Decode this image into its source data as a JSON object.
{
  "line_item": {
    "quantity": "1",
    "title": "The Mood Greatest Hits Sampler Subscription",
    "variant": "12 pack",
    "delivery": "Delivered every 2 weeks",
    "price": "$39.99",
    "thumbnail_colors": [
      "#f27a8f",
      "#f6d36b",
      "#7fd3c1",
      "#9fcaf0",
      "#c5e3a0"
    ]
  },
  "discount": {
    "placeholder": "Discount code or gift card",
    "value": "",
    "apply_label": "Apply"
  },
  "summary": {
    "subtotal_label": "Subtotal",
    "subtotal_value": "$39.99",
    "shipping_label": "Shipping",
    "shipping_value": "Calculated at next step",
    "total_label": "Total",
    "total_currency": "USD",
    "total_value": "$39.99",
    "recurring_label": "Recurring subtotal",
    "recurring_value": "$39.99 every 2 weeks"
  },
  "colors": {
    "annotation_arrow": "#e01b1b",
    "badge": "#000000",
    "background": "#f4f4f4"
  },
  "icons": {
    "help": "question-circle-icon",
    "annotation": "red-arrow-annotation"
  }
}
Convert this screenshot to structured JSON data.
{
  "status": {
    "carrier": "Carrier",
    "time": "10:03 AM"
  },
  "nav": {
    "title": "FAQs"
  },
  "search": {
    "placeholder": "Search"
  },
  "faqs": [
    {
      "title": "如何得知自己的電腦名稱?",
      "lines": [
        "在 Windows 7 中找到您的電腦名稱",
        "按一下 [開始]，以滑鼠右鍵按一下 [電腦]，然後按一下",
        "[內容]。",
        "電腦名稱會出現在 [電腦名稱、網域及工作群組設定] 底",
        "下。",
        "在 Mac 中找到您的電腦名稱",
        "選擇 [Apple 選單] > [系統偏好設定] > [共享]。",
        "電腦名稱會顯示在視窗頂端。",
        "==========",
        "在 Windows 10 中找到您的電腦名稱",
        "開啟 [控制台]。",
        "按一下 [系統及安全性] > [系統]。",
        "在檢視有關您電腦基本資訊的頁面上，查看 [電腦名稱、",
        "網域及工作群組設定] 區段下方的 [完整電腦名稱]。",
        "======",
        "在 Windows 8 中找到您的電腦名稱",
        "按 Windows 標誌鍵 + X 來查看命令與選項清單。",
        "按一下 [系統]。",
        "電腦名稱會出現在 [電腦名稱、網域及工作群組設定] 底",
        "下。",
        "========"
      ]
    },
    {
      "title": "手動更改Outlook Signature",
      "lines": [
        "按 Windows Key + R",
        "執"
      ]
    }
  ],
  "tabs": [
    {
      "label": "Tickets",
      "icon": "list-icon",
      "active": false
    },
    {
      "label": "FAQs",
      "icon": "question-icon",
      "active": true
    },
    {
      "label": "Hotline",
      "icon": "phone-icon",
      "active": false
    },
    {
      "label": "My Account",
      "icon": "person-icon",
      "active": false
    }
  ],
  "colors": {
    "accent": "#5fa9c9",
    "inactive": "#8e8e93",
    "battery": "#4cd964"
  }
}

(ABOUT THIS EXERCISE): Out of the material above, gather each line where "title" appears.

(EXERCISE RESPONSE):
    "title": "The Mood Greatest Hits Sampler Subscription",
    "title": "FAQs"
      "title": "如何得知自己的電腦名稱?",
      "title": "手動更改Outlook Signature",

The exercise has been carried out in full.